Host: Fraser Cain
Astrojournalists: Scott Lewis, Nicole Gugliucci, Morgan Rehnberg, Brian Koberlein, Elizabeth Howell, Amy Shira Teitel, David Dickinson

This Week’s Stories!

Morgan Rehnberg (cosmicchatter.org / @cosmic_chatter):
New Mars impact crater

Nicole Gugliucci (cosmoquest.org / @noisyastronomer):
Weird Asteroid Itokawa Has a Dual Personality
Shiny new radio image of M82 (but no supernova afterglow)

David Dickinson (@astroguyz):
Venus in 2014
Progress+launches for February
Space History-Curious Artifacts Sent Into Space

Elizabeth Howell (@howellspace):
Astronomy Podcast Enters Sixth Year — And We’d Love For You To Contribute!
Super-Earths Could Be More ‘Superhabitable’ Than Planets Like Ours

Brian Koberlein (@briankoberlein); Scott Lewis (@baldastronomer); & Elizabeth Howell (@howellspace):
‘Wobbly’ Alien Planet Has Weird Seasons And Orbits Two Stars

Amy Shira Teitel (@astVintageSpace):
When galaxies collide!

Scott Lewis (@baldastronomer):
Gaia

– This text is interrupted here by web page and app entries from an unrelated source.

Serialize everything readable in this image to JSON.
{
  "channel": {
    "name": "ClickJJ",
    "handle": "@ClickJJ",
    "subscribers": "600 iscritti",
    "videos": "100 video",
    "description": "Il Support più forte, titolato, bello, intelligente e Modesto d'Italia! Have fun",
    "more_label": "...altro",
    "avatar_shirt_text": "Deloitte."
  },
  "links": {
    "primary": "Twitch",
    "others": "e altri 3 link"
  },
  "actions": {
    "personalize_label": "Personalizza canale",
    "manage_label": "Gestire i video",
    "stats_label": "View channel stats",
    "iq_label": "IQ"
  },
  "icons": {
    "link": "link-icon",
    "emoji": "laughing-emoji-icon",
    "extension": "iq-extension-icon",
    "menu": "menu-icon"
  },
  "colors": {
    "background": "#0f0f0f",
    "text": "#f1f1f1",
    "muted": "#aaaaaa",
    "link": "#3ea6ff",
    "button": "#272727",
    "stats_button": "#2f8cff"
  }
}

We record the Weekly Space Hangout every Friday at 12:00 pm Pacific / 3:00 pm Eastern. You can watch us live on Google+, Universe Today, or the Universe Today YouTube page.